Indonesia has sought to extend the trade perks under the United States' trade preference program, which provides a competitive advantage for Indonesian export products in the American market.
In a meeting with US Secretary of State Mike Pompeo at the Bogor Palace in West Java on Thursday, President Joko “Jokowi” Widodo expressed Jakarta's commitment to advancing the strategic economic partnership between Indonesia and the US, according to Foreign Minister Retno LP Marsudi, who accompanied the President at the event.
“The President emphasized that Indonesia wants to see more economic cooperation between the two countries in the future, particularly with the extension of the Generalized System of Preferences (GSP) facility for Indonesia,” Retno told the press after the meeting.
The minister went on to say that Pompeo had emphasized Washington's commitment to improving economic ties with Jakarta, including by encouraging more American businesses to engage with Indonesia.
Following a separate bilateral meeting with Pompeo earlier on Thursday, Retno said that Jakarta and Washington had agreed to work together on strengthening the global supply chain and expediting post-pandemic economic recovery.
“In this regard, I underlined again the importance of GSP facilities, which not only bring benefits for Indonesia, but also for US businesses,” she said.
Since 2011, Indonesia has been one of 120 countries that have benefited from the GSP. As the oldest and largest US trade preference program, the GSP gives developing economies the privilege of exporting their products to the US with lower or zero duties.
Indonesia ranks third among countries that have benefited the most from the program, with almost 15 percent of the country's products exported to the US under it.
However, the US Trade Representative Office on Feb. 10 removed Indonesia from the developing and least-developing countries list, meaning that the US now recognizes Indonesia as a developed country. Under the policy, exported goods from Indonesia would be charged with higher tariffs.
In 2018, US President Donald Trump said his administration would review the GSP benefits provided to several developing countries, including Indonesia, with which the US has a trade deficit.

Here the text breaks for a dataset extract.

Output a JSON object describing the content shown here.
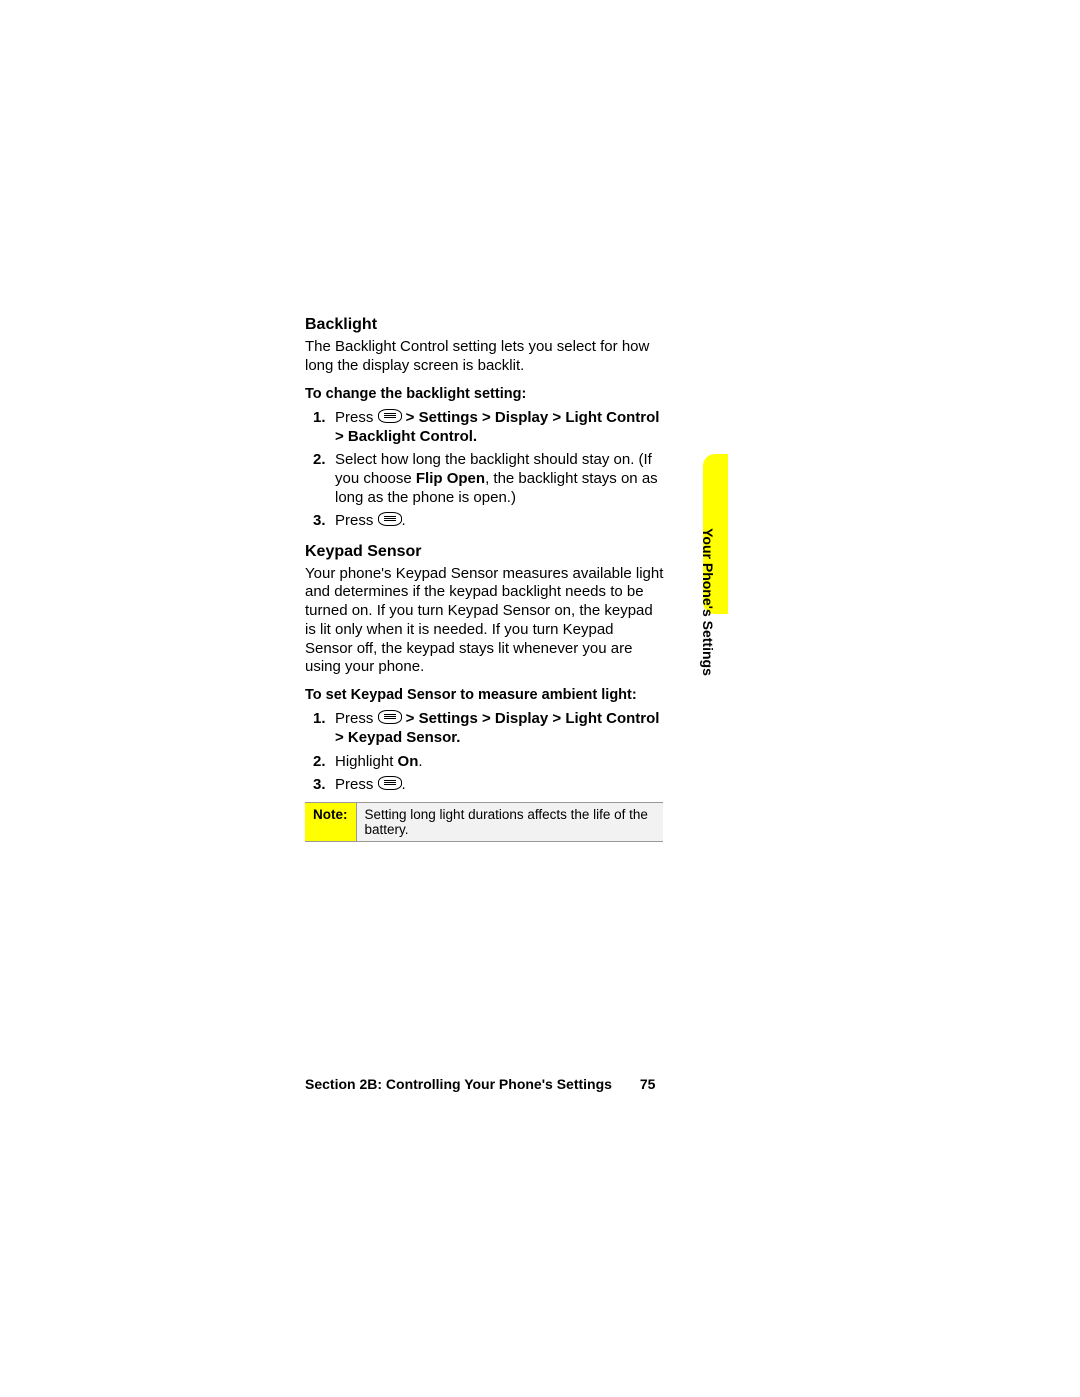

Indonesia has since lobbied Washington to retain the trade privileges under the GSP, especially after seeing India and Thailand lose their respective trade privileges in October last year.